Input records:
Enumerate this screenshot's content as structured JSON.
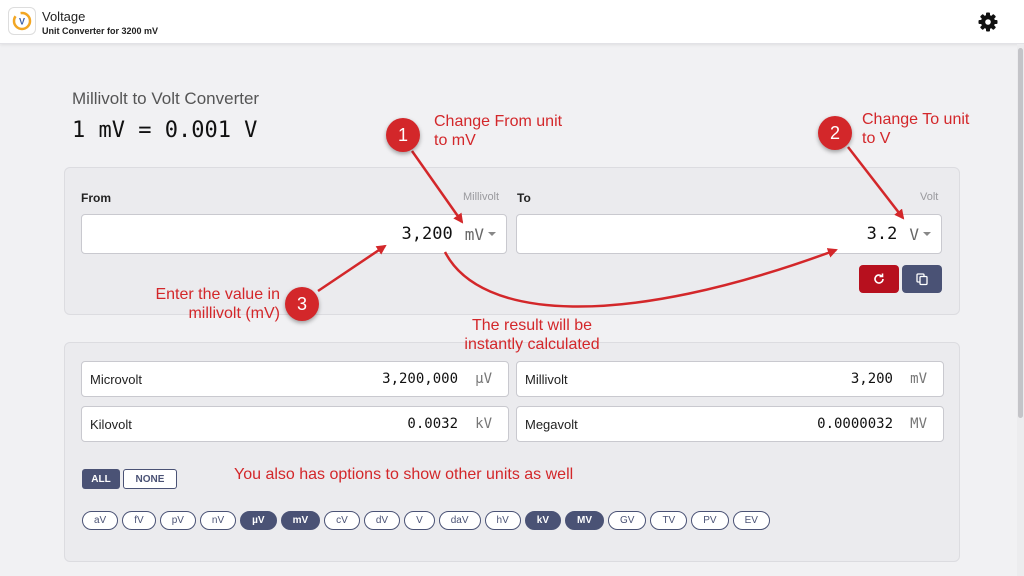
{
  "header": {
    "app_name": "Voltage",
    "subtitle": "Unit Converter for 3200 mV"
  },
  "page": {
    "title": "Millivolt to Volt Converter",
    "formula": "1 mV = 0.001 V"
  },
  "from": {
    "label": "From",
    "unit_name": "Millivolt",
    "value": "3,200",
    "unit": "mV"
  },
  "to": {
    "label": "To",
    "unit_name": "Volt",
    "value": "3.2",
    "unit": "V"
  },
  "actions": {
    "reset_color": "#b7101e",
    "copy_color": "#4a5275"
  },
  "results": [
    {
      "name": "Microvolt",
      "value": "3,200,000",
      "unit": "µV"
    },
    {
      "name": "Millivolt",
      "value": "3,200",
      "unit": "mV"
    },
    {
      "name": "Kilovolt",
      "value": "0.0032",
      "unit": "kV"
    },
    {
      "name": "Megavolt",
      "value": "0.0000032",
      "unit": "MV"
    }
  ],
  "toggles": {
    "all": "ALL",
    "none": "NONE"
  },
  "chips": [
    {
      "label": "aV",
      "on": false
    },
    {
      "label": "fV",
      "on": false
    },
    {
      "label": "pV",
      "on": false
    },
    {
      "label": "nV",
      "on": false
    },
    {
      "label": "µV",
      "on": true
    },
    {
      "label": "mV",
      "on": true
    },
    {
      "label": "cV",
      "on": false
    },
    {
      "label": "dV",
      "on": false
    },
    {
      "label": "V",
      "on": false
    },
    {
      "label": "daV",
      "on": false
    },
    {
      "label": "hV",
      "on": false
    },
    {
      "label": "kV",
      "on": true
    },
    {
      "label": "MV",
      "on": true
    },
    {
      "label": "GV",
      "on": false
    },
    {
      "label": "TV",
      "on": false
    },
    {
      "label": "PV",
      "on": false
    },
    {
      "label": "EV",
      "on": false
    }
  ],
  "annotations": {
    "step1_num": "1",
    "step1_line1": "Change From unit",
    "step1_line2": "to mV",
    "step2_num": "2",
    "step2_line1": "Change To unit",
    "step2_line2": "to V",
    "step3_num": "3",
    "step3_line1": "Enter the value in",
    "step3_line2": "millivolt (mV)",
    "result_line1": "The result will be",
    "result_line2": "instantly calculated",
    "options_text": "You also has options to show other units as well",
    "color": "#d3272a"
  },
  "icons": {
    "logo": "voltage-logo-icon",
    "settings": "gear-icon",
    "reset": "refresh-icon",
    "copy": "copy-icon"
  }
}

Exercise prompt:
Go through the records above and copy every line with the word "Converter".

Task answer:
    "subtitle": "Unit Converter for 3200 mV"
    "title": "Millivolt to Volt Converter",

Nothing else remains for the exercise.